Employee Retention Credit for Employers Subject to Closure or Experiencing Economic Hardship
The Employee Retention Credit provides a credit against employment taxes equal to 50% of qualified wages (up to $10,000 in wages) for each employee. The credit is available to employers, including non-profits, whose operations have been fully or partially suspended as a result of a government order limiting commerce, travel or group meetings. The credit is also provided to employers who have experienced a greater than 50 percent reduction in quarterly receipts, measured on a year-over-year basis.
Wages of employees who are furloughed or face reduced hours as a result of their employer’s closure or economic hardship are eligible for the credit.
Employers that have gross receipts that are less than 50% of their gross receipts for the same quarter in the prior year are also eligible, until their gross receipts exceed 80% of their gross receipts for the same calendar quarter in the prior year.

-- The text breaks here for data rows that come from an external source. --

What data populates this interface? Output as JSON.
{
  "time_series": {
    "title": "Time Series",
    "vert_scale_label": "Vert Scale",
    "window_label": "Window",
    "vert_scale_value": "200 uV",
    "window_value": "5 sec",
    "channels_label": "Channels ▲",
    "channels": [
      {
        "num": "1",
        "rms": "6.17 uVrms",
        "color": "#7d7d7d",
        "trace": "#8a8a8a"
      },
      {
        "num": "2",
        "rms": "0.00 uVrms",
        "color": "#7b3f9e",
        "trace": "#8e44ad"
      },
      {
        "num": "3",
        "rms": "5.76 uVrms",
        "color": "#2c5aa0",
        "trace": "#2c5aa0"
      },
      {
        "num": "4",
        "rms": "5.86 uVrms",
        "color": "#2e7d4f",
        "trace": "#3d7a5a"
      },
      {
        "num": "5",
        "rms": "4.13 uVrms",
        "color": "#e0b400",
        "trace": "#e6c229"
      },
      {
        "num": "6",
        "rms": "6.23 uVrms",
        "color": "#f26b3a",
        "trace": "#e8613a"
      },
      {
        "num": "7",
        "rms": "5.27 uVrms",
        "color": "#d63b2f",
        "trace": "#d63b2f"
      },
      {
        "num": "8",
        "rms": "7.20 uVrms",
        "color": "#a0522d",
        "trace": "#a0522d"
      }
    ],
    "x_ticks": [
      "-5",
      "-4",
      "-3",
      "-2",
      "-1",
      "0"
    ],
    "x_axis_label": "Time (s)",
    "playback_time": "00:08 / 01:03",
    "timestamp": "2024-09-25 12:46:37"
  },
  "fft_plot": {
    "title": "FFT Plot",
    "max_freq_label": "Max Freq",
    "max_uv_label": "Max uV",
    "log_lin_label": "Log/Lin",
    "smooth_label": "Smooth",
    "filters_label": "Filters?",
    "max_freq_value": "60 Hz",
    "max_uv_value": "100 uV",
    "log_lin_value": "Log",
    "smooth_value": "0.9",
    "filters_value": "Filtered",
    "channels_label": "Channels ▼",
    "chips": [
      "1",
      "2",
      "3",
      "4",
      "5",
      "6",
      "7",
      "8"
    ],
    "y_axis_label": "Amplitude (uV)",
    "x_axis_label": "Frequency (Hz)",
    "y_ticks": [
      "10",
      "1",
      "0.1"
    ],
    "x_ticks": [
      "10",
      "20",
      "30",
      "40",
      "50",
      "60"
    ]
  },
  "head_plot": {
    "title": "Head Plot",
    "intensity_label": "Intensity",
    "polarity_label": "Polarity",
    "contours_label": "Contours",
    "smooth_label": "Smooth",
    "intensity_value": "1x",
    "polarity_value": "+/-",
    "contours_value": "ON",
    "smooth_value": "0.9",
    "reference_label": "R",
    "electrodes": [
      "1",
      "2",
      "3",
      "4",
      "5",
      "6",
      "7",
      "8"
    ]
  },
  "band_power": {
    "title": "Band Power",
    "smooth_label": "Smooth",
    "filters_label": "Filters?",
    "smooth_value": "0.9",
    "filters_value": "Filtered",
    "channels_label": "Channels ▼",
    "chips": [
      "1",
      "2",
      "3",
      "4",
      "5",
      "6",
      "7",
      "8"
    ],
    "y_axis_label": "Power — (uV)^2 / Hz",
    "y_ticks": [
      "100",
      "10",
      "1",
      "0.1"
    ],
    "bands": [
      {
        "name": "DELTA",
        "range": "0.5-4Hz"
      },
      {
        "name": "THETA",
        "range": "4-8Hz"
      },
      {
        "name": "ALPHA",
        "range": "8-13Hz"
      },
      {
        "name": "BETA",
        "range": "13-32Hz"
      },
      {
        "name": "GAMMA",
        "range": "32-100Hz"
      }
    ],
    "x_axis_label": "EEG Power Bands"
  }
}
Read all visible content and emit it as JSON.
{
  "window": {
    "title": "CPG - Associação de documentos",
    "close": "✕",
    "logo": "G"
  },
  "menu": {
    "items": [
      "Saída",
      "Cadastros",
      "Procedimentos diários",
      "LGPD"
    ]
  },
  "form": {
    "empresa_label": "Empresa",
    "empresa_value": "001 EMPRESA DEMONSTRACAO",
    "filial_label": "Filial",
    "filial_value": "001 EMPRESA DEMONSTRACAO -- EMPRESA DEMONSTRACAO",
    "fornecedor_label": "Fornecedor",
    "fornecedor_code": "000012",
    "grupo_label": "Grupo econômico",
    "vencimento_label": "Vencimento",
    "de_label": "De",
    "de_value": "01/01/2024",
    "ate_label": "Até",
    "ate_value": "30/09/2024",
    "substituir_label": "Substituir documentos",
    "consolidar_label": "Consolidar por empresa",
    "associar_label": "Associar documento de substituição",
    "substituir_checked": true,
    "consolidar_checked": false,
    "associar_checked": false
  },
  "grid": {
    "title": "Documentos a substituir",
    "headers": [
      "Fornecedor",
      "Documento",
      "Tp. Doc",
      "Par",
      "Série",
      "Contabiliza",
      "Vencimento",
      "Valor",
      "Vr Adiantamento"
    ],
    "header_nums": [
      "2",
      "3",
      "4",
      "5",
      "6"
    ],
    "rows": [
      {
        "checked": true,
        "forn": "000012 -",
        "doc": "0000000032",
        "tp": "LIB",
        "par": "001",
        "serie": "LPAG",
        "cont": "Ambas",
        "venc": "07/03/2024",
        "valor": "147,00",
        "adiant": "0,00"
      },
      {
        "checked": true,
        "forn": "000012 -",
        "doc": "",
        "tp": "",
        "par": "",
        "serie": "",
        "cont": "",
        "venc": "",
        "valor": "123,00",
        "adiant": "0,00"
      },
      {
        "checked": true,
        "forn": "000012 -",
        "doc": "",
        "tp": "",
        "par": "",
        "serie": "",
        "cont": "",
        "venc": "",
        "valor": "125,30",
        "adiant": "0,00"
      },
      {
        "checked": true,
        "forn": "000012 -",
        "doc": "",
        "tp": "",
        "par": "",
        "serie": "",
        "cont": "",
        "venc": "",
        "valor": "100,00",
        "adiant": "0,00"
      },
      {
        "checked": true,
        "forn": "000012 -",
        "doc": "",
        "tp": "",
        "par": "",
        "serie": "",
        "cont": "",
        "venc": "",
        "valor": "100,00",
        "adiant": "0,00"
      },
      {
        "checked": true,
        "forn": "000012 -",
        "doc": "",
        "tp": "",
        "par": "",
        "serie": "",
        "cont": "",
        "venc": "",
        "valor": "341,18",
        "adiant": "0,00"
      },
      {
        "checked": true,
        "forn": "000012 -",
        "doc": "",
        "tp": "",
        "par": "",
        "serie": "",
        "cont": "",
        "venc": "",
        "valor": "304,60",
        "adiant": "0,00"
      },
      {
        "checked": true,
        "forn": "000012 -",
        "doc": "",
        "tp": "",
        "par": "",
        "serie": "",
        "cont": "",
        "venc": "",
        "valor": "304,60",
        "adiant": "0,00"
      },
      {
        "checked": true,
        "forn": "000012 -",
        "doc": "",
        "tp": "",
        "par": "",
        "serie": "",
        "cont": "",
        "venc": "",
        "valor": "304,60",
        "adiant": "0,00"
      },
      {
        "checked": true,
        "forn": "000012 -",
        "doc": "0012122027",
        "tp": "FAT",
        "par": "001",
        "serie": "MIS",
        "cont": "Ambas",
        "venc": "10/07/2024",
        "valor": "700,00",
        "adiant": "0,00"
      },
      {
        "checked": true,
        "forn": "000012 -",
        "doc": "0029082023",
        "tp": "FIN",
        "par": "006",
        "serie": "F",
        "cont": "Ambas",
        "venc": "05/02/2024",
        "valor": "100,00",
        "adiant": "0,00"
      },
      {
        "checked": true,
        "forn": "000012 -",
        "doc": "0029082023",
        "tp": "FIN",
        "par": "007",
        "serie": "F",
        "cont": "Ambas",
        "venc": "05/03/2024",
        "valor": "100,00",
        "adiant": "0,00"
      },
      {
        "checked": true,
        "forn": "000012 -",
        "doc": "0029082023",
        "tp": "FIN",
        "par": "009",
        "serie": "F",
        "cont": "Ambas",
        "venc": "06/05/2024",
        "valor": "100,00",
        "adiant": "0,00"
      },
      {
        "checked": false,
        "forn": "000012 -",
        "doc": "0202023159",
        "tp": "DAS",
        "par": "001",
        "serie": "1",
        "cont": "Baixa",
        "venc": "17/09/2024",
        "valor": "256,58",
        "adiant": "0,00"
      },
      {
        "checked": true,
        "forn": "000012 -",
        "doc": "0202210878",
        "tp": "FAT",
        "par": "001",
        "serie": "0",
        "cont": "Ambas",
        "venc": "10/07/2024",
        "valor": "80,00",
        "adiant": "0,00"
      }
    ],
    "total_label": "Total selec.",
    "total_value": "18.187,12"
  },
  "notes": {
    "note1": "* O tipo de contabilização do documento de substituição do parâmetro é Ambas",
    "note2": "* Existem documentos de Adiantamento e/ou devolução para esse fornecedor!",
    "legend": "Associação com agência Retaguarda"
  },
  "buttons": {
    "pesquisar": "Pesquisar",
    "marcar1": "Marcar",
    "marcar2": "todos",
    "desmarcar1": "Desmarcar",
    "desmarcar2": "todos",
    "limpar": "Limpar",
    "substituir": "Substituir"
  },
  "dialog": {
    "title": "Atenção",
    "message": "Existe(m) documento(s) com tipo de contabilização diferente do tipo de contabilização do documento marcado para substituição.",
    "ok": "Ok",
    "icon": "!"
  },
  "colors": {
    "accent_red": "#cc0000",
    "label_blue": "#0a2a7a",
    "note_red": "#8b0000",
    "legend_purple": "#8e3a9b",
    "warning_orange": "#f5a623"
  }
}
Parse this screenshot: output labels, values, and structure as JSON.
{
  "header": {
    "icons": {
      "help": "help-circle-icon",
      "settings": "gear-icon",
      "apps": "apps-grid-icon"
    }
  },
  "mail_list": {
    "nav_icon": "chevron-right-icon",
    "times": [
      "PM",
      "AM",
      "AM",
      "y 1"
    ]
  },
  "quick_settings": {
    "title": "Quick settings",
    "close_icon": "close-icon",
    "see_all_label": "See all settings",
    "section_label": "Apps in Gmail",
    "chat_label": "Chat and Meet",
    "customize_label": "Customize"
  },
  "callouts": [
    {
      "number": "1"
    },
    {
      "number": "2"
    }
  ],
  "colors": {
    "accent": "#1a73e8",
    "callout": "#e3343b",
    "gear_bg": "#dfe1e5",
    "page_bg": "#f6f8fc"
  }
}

For employers with more than 100 employees, wages eligible for the credit are wages that the employer pays employees who are not providing services due to the suspension of the business or a drop in gross receipts. For employers with 100 or fewer employees, all wages paid qualify for the credit.
- The credit is not available to employers receiving assistance through the Paycheck Protection Program.
Delay of Payment of Employer Payroll Taxes
This provision allows taxpayers to defer paying the employer portion of certain payroll taxes through the end of 2020, with all 2020 deferred amounts due in two equal installments, one at the end of 2021, the other at the end of 2022. Payroll taxes that can be deferred include the employer portion of FICA taxes, the employer and employee representative portion of Railroad Retirement taxes (that are attributable to the employer FICA rate), and half of SECA tax liability.
- Deferral is not provided to employers receiving assistance through the Paycheck Protection Program.
Net operating losses: The bill temporarily repeals the 80% income limitation for net operating loss deductions for years beginning before 2021. For losses arising in 2018, 2019, and 2020, a five-year carryback is allowed (taxpayers can elect to forgo the carryback).
Excess loss limitations:
The bill repeals the excess loss limitation. Sec. 461(l) which was added to the Code by the law known as the Tax Cuts and Jobs Act (TCJA) and it disallows excess business losses of noncorporate taxpayers if the amount of the loss exceeds $250,000 ($500,000 for married taxpayers filing jointly).
The CARES Act retroactively removes that impact by providing those taxpayers with refunds for 2018 and 2019, and removes excess business loss limits in 2020. The Act specifically accomplishes this by:
- Eliminating “excess business loss” limitations for taxable years 2018, 2019, and 2020;
- Clarifying that deductions under Sections 172 and 199A are not taken into account in determining the amount of a taxpayer’s deductions used to calculate its “excess business loss”;
- Providing that neither deductions, gross income, nor gains from employee services are included in the excess business loss calculation; and
- Adding provisions relating to the application of capital gains and losses in determining a taxpayer’s excess business loss.
Corporate alternative minimum tax (AMT):
CARES Act has modified the AMT credit for corporations to make it a refundable credit for 2018 tax years.
Again, you’ll have to go back to the TCJA which repealed the corporate AMT and allowed corporations to fully offset regular tax liability with AMT credits. Any remaining AMT credit amount became refundable incrementally from 2018 through 2021. The CARES Act accelerates the refund schedule, permitting corporate taxpayers to claim the refund in full in either 2018 or 2019. Taxpayers wishing to accelerate an AMT credit refund for 2018 may use a quick refund procedure (e.g., Form 1139) to claim these credits.
The CARES Act increases the business interest expense limitation of Section 163(j) (as amended by the TCJA) from 30% to 50% of adjusted taxable income (i.e., effectively EBITDA) for tax years beginning in 2019 and 2020. For these tax years, taxpayers subject to the limitation (generally, taxpayers with average annual gross receipts for the prior three tax years below $26 million) may now deduct business interest expense up to 50% of their adjustable taxable income. However, taxpayers may still elect to apply the 30% limitation. In the case of a partnership, the election must be made by the partnership.
The McConnell & Jones team continues to focus on serving and advising clients. As we monitor the situation with COVID-19 we want to provide you with updates to remind you of the resources we have available to help you and your business. In addition to updates below, visit the McConnell & Jones COVID 19 Resource Page anytime. You can also follow us online on LinkedIn, Twitter, and Facebook for the latest updates.